Assignment - Your task is to repeat the entries word for word while leaving out the pictures.

Working data -
------------------------------------------------

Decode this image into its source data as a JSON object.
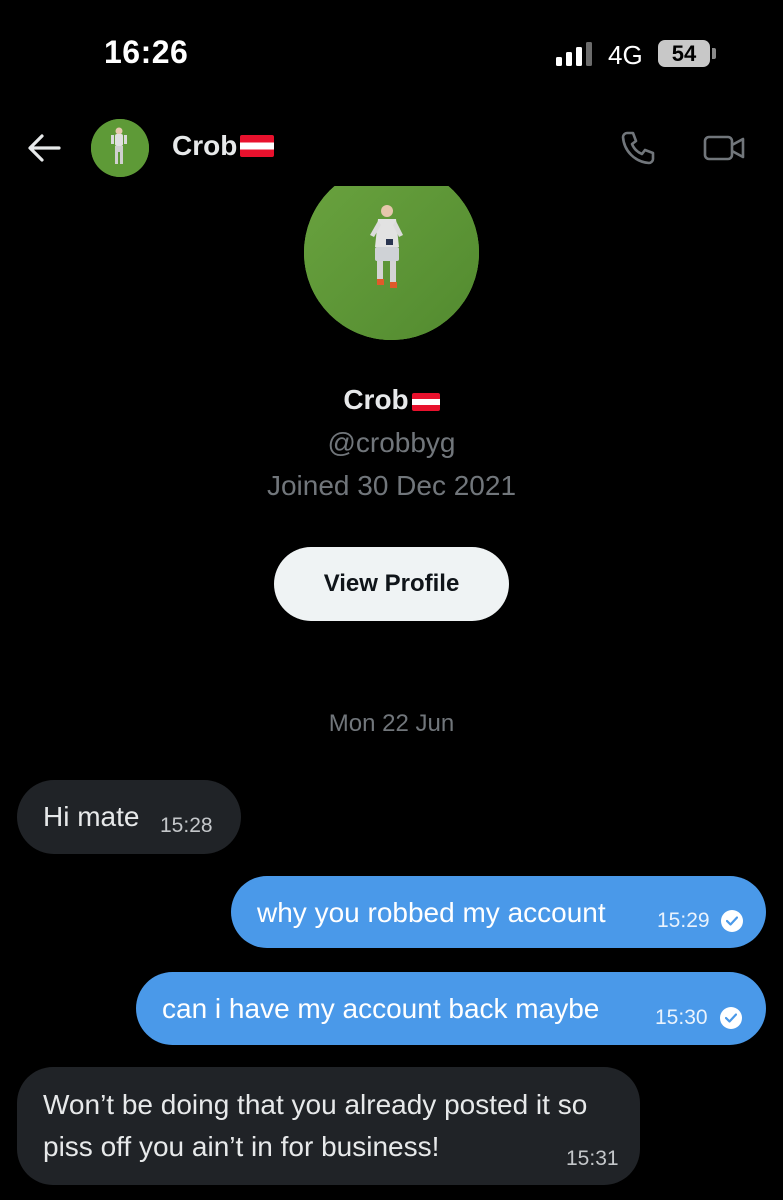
{
  "status_bar": {
    "time": "16:26",
    "network": "4G",
    "battery": "54"
  },
  "header": {
    "contact_name": "Crob",
    "flag": "Austria"
  },
  "profile": {
    "name": "Crob",
    "handle": "@crobbyg",
    "joined": "Joined 30 Dec 2021",
    "view_profile_label": "View Profile"
  },
  "date_separator": "Mon 22 Jun",
  "messages": [
    {
      "direction": "received",
      "text": "Hi mate",
      "time": "15:28"
    },
    {
      "direction": "sent",
      "text": "why you robbed my account",
      "time": "15:29",
      "read": true
    },
    {
      "direction": "sent",
      "text": "can i have my account back maybe",
      "time": "15:30",
      "read": true
    },
    {
      "direction": "received",
      "text": "Won’t be doing that you already posted it so piss off you ain’t in for business!",
      "time": "15:31"
    }
  ],
  "colors": {
    "background": "#000000",
    "sent_bubble": "#4a99e9",
    "received_bubble": "#202327",
    "secondary_text": "#71767b"
  }
}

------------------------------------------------

Result for this exercise -
Decode this image into its source data as a JSON object.
{
  "status_bar": {
    "time": "16:26",
    "network": "4G",
    "battery": "54"
  },
  "header": {
    "contact_name": "Crob",
    "flag": "Austria"
  },
  "profile": {
    "name": "Crob",
    "handle": "@crobbyg",
    "joined": "Joined 30 Dec 2021",
    "view_profile_label": "View Profile"
  },
  "date_separator": "Mon 22 Jun",
  "messages": [
    {
      "direction": "received",
      "text": "Hi mate",
      "time": "15:28"
    },
    {
      "direction": "sent",
      "text": "why you robbed my account",
      "time": "15:29",
      "read": true
    },
    {
      "direction": "sent",
      "text": "can i have my account back maybe",
      "time": "15:30",
      "read": true
    },
    {
      "direction": "received",
      "text": "Won’t be doing that you already posted it so piss off you ain’t in for business!",
      "time": "15:31"
    }
  ],
  "colors": {
    "background": "#000000",
    "sent_bubble": "#4a99e9",
    "received_bubble": "#202327",
    "secondary_text": "#71767b"
  }
}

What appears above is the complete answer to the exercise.